Q: What developments do you foresee for tarot over the next hundred years?

A: I think tarot will continue to gain legitimacy on all fronts as a discipline worthy of attention and study. There is some marvelous work being done in academic circles today, providing us with new insights into the history and development of tarot cards. While the answer to the question of the origin of the cards may never be fully discovered, we are certainly being disabused of earlier romantic notions regarding tarot as a book of arcane knowledge handed down through the millennia. In their place, however, we are gaining a broader understanding of the truly varied, enriching, and spiritual potential which has been incorporated into this handful of archetypal images in a relatively short period of little more than two hundred years. In the end, perhaps tarot may even provide us with the metaphysical equivalent of a "unified field theory," allowing us to find the important common ground in our various philosophical and theological truths.
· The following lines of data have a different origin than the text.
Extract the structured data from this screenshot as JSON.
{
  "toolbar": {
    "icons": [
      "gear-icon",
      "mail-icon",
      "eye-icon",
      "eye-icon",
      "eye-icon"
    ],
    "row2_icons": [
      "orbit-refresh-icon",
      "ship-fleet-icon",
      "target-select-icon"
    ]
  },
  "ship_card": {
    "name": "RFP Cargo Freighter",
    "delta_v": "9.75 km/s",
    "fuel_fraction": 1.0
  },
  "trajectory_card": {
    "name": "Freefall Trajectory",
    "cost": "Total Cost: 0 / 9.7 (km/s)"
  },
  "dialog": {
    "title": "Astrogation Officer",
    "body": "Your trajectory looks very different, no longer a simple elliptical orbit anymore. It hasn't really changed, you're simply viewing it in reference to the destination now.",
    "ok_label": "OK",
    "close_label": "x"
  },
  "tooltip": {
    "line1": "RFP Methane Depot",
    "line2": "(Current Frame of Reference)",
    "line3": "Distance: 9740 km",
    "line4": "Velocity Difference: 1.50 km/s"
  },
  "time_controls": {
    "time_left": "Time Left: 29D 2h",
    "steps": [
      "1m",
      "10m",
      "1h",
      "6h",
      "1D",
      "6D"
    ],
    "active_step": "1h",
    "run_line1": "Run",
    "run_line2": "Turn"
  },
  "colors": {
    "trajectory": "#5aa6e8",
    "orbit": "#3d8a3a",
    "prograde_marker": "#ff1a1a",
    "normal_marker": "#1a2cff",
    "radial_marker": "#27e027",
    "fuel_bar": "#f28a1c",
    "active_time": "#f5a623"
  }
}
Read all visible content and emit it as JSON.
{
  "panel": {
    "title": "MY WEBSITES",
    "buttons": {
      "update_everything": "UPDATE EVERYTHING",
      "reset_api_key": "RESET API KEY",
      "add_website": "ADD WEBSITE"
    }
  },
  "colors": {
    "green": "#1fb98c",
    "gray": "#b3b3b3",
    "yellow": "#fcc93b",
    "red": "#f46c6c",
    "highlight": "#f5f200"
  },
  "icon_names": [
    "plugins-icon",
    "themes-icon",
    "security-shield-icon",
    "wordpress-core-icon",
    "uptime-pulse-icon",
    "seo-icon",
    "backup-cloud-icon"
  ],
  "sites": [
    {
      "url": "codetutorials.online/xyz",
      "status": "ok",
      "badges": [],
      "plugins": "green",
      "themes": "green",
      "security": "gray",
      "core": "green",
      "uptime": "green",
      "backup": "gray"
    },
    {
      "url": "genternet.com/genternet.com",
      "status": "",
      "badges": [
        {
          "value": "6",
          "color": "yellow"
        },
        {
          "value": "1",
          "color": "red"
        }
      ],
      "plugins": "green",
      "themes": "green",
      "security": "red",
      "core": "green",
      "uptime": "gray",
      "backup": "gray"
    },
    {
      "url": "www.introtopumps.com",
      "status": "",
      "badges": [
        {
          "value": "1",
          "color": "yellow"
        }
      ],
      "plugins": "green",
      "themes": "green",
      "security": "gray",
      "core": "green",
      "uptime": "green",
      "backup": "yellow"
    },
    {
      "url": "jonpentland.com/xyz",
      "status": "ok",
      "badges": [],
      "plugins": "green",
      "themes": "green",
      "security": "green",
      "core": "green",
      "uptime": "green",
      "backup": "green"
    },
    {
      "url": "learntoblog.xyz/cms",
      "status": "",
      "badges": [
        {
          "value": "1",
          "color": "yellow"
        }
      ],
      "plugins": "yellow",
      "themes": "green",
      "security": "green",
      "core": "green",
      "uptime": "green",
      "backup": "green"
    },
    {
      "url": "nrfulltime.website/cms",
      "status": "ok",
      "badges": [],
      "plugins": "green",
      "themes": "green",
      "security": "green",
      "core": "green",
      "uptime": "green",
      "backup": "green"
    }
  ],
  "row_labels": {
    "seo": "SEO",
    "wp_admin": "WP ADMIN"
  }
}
The evolution of tarot is hardly at an end. Indeed, it may just be beginning.

Copyright (c) 2003 by Timeless Spirit Magazine. All articles are the copyright of the particular writers and cannot be reprinted without their expressed permission. All rights reserved. International copyright laws prohibit reproduction of or distribution of this page by any means whatsoever, electronic or otherwise, without first obtaining the written permission of the copyright holder. We retain legal counsel to protect our copyrights.

Any advice given is for informational purposes only.